Thursday, June 2, 2016
MUSIC REVIEW OF THE DAY: VARIOUS - STONY PLAIN 40 YEARS
All you need do is glance down the track listing to see how important the label has been through the years, not just for Canadian fans but on an international level. It's the home for top-quality U.S. artists such as Eric Bibb, Maria Muldaur and Duke Robillard. Music legends such as Rosco Gordon, Jay McShann and Billy Boy Arnold have enjoyed late-life success and honour thanks to the label's sense of history and stewardship. When major labels didn't step up to the plate for important work by luminaries Emmylou Harris, Steve Earle, Rodney Crowell and Jennifer Warnes, the company stepped in and scooped them up. And they curated sterling projects, such as the recent collaboration between Telecaster masters James Burton, Albert Lee, David Wilcox and Amos Garrett.
Then there's all the company does for Canada. Would Corb Lund and Tim Hus get played on regular country radio, or have anyone take a chance? The rebirth of Ian Tyson with his modern real cowboy music has been a continuing joy for over 30 years. There's the different talents of Spirit of the West, Jr. Gone Wild and Harry Manx. And the blues and jazz along the way: Jeff Healey, Kenny "Blues Boss" Wayne, Long John Baldry, King Biscuit Boy, Paul Reddick and Big Dave McLean, they're all here, some old cuts, some brand new.
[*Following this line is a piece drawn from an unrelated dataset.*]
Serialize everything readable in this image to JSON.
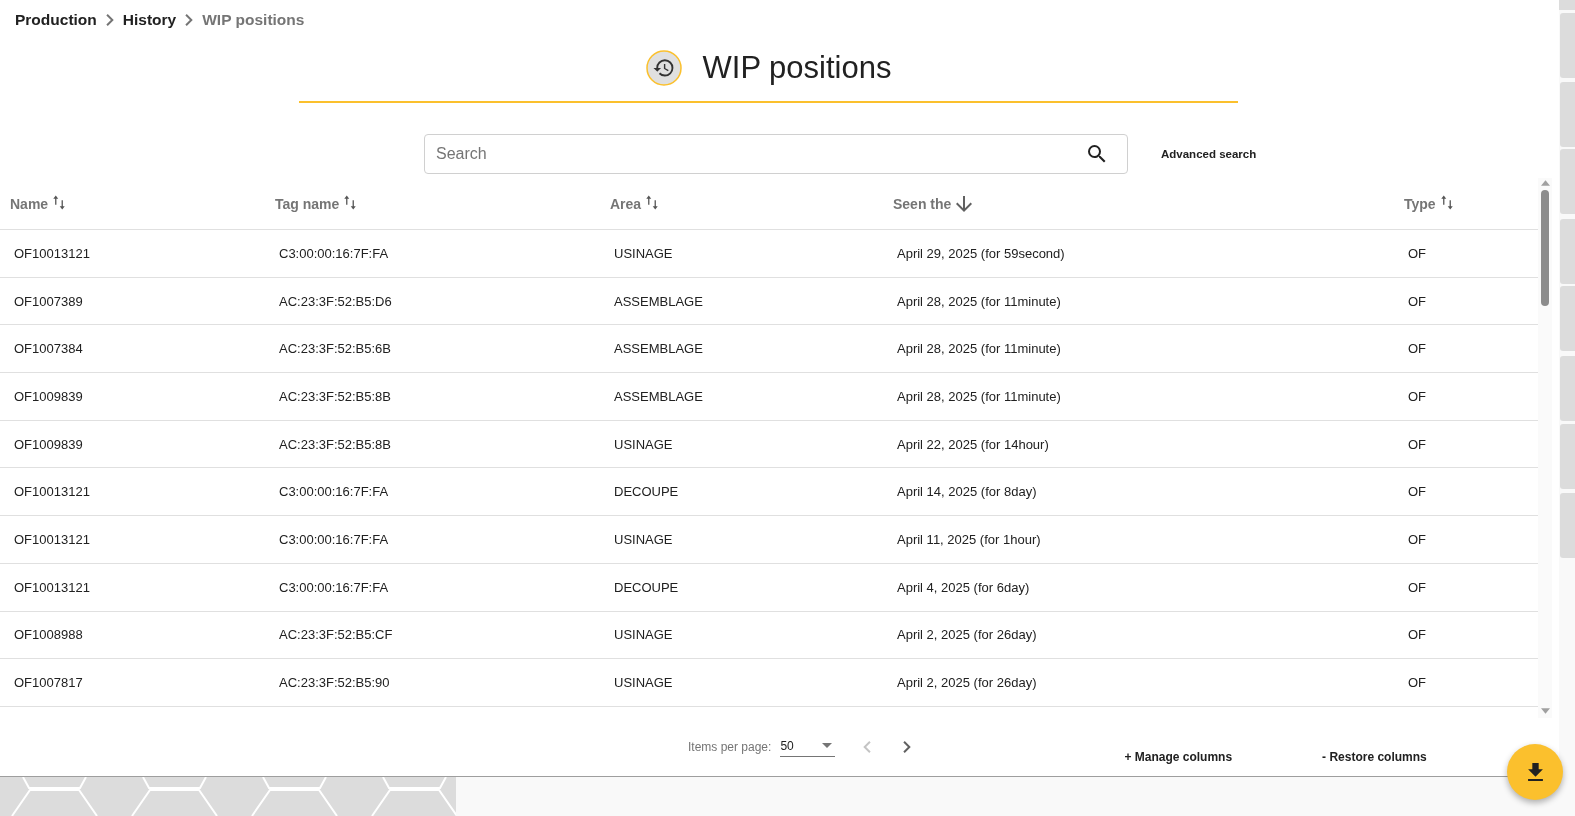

The format has stayed the same, with one disc of singer-songwriter types, one of blues and such, and a third that always rareties of some sort, sometimes a DVD of videos. This time it's twelve unreleased or ridiculously hard-to-find cuts you'd have to spend a fortune for on eBay. There are two cuts from the original delta blues player Sam Chatmon, a couple from Eric Bibb that had only come out in Europe, a new cut from David Wilcox that will be on his next album for the label, and the surprising instrumental version of Amy Winehouse's Rehab from Duke Robillard, that only came out as a download back in 2009. These are great samplers of the Stony Plain 40-year legacy. If you had each one over the years, you'd have a darn good roots/blues collection. But then, you'd probably just want to buy every album they put out.